The Pietermaritzburg Economic Justice and Dignity (PMBEJD) group says that the South African government should introduce a special ‘back to school’ grant in the country to assist parents with preparations for getting their kids ready for the new school year.
“We advocate that the government provides some type of additional grant allocation every January to assist parents with their children’s new school year expenses, thereby securing a sounder foundation to support education, whilst reducing debt incurred at the beginning of the year, which haunts parents throughout the year,” the group said.
“This special Back-to-School grant, targeted directly for the new school year, would provide a focussed investment for improved education outcomes whilst alleviating some of the financial pressures on parents.”
The proposal comes against the backdrop of the rising cost of living in South Africa, with the PMBEJD arguing that measures in place – such as the National Minimum Wage (NMW) and other social grants – not being enough to help the vast majority of the population.
Government, through the Department of Labour and Employment, is proposing an 8% increase in the NMW for 2023, which would take the rate up to R25 per hour.
However, the PMBEJD says this is simply not enough.

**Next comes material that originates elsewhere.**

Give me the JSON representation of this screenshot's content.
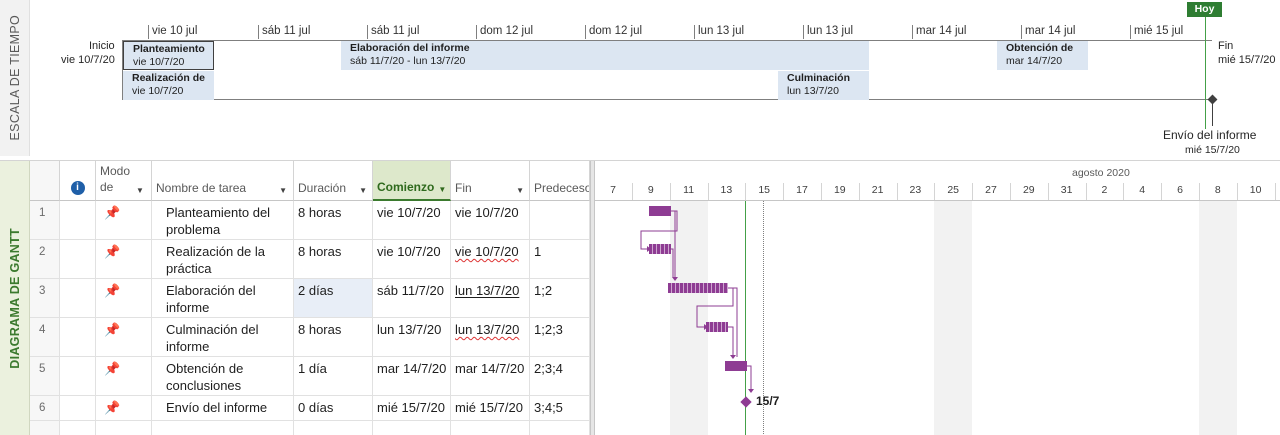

“The National Minimum Wage is a poverty wage – it reduces productivity in the workplace, it slows down economic growth, it damages workers health, it compromises the futures of workers children, it makes workers vulnerable, it puts workers in debt,” it said.
“The NMW is set too low; it is not enough to cover the three core worker expenses of food, transport, and electricity.”
The group argued that previous NMW adjustments have not necessarily projected inflation for the coming year, but instead concentrate on what inflation was for the previous term (inflation tracks backwards) and then just adding on a few extra percentage points above the headline inflation at a particular moment in time.
“This means that wages are always playing catchup: the previous year’s wages are eroded by inflation of that year, and so using past inflation data again, puts the workers back where they were in 2022, without protecting wages against future inflation or improving workers’ wages for the upcoming year.”
The group said that projected inflation for the 2023 term, at least for the three core worker expenses of food, transport and electricity should be considered in the annual NMW adjustments.
“Further, the objective for the wage increases should be clear. Part of the original NMW mandate was to progressively improve the baseline wage of low-paid workers, and hence an element of justice to right the apartheid legacy of low wages should be considered.
“The NMW, if used well, could be a valuable tool to improve not only our social stability, education, and health outcomes, but also our economic prospects. The annual deliberations on where the NMW is set at, is important,” the PMBEJD said.
The national government is under pressure to either introduce new grants or extend and increase current ones to help South Africans make ends meet in the face of high levels of inflation.
So far, the R350 Social Relief Distress grants (SRD grant) has been extended to March 2024 in a bid to give a small bit of relief to millions of South Africans who are still struggling to find work following the 2020/21 Covid-19 pandemic and lockdown.
However, the ANC wants this grant to become a permanent fixture in the country’s social projects, and form part of a universal basic income grant.
Research done by the Department of Social Development has seen this as a viable avenue to decrease poverty in the country – though it would have to be funded by taxpayers for it to be success.
President Cyril Ramaphosa indicated in December that the National Treasury is also currently modelling a new grant to assist job seekers in the country.
With limited resources available to it, however, Treasury would have to make difficult decisions on which additional social relief would be most feasible to implement, who it would be targetted at, and where the funding for such initiatives would come from.
South Africa has over 18 million grant beneficiaries.
Finance Minister Enoch Godongwana announced the extension of the SRD grant to March 2024 during his presentation of the Medium Term Budget Policy Statement in October.
As a result of the extension of the SRD grants, other social grants – such as old age grants and disability grants – will increase lower than inflation, the minister said.